At the start of a trial in Manhattan federal court, Assistant U.S. Attorney Won Shin told jurors that programmer Yuri Lebedev schemed with others to bribe Trevor Gross, the pastor and head of a Jackson, New Jersey-based credit union housed in his church.
Shin said Gross accepted bribes including a $150,000 church donation in exchange for helping unlicensed bitcoin exchange Coin.mx’s operator take over Helping Other People Excel Federal Credit Union.
Coin.mx, which employed Lebedev while running through a front called “Collectables Club,” in exchange could use the credit union to evade scrutiny of banks wary of processing payments by individuals buying the virtual currency.
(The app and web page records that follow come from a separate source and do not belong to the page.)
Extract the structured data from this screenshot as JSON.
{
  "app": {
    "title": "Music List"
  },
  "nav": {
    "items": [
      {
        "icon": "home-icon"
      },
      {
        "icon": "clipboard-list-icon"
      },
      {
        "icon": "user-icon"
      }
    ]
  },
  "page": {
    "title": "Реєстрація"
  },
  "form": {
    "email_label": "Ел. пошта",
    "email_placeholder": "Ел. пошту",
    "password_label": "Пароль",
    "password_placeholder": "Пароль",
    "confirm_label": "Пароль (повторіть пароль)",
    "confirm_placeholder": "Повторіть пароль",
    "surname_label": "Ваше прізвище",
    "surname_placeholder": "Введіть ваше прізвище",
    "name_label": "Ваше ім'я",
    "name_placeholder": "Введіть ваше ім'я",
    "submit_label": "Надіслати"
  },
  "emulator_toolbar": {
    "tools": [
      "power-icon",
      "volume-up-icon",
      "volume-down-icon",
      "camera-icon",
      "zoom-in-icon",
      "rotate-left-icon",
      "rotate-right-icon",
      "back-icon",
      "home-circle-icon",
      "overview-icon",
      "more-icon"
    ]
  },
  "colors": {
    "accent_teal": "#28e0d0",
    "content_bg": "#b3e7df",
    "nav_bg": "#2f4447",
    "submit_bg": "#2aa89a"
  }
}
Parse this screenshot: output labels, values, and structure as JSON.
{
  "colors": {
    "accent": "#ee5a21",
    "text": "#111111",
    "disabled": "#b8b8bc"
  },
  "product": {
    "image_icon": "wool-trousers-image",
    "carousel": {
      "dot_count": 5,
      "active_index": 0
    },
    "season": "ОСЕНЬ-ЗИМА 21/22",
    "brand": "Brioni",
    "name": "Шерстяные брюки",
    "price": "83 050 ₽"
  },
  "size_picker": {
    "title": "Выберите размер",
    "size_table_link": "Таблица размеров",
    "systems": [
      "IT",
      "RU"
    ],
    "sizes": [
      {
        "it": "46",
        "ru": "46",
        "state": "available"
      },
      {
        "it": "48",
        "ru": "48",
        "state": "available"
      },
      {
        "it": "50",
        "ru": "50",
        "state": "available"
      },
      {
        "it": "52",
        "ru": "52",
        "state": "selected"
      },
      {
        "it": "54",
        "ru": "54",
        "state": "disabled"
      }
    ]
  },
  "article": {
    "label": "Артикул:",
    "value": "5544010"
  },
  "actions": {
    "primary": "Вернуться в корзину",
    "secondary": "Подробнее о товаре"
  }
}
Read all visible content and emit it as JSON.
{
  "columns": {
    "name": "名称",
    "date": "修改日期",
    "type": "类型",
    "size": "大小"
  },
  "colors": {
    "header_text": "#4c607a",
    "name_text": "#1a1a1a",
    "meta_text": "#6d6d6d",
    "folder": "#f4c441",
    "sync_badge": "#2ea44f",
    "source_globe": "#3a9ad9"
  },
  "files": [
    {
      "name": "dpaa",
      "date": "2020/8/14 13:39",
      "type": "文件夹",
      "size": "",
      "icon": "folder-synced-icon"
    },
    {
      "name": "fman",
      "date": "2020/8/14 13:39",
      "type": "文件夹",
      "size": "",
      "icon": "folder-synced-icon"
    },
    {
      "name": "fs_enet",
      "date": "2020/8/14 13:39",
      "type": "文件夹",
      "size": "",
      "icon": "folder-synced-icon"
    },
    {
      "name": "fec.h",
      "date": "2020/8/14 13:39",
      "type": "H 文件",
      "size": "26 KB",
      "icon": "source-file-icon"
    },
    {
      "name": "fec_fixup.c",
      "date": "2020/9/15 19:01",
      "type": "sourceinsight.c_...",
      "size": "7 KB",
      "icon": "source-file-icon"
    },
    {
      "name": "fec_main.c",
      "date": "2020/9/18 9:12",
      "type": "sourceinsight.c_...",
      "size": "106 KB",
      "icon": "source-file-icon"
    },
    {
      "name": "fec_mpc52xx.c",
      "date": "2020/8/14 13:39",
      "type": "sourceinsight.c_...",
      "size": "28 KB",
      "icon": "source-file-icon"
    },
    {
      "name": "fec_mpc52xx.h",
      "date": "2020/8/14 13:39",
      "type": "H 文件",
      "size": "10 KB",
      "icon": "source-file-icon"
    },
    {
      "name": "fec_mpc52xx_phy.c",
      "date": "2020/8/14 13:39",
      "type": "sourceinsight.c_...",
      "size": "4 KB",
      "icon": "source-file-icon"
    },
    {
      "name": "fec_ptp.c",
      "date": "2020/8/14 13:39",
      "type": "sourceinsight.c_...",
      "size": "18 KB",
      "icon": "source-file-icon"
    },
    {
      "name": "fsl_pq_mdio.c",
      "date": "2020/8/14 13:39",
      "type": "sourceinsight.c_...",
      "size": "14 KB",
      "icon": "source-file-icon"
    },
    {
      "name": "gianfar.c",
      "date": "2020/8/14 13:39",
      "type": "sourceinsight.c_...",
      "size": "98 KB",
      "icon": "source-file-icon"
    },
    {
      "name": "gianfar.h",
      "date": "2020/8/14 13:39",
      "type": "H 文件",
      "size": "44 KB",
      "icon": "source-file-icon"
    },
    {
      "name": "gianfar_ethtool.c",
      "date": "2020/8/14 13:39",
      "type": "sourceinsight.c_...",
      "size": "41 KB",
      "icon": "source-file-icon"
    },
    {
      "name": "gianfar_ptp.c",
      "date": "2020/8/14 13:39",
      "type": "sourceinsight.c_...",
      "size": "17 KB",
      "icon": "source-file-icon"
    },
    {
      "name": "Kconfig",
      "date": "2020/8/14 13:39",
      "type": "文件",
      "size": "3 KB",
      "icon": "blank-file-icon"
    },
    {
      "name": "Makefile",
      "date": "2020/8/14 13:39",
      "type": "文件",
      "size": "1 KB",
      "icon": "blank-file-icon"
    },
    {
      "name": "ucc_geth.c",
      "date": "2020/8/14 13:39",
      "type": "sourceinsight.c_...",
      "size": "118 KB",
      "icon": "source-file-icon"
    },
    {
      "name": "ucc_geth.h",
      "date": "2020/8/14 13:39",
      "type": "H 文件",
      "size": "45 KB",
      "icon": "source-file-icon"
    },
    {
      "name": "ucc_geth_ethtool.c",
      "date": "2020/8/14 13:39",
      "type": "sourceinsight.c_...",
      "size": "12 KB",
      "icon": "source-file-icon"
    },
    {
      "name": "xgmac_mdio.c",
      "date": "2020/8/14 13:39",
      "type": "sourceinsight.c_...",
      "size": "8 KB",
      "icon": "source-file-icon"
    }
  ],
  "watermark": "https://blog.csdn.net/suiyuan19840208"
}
“The bribes and lies had a simple, shared purpose: For the defendants Lebedev and Gross and their co-conspirators to make money,” Shin said.
But lawyers for Lebedev, 39, and Gross, 52, said they did nothing wrong and were being blamed due to actions by Anthony Murgio, who ran Coin.mx and who they said manipulated people while trying to illegally grow the business.
“Yuri was in the wrong place at the wrong time with the wrong people,” said Eric Creizman, Lebedev’s lawyer.
Kristen Santillo, Gross’ lawyer, said he was tricked into believing Coin.mx was a memorabilia club, and thought there was nothing wrong about a donation to the church, and which did not benefit him personally.
“He didn’t know anything about what they were up to,” she said.
The trial followed an investigation rooted in a data breach that JPMorgan Chase & Co JPM.N disclosed in 2014 that exposed over 83 million accounts, leading to charges against nine individuals.
Gross, Lebedev and Murgio were not accused of hacking. But prosecutors said Coin.mx was owned by an Israeli behind the breach, Gery Shalon.
Prosecutors say Shalon, together with Maryland-born Joshua Samuel Aaron, orchestrated cyber attacks that resulted in the theft of over 100 million peoples’ information.
Prosecutors said they carried out the hackings to further other schemes with another Israeli, Ziv Orenstein, including pumping up stock prices with promotional emails. Shalon, Aaron and Orenstein have pleaded not guilty.
Regulators took the credit union into conservatorship in 2015. Murgio pleaded guilty to charges related to Coin.mx in January.
Reporting by Nate Raymond in New York; Editing by Bernard Orr
Our Standards: The Thomson Reuters Trust Principles.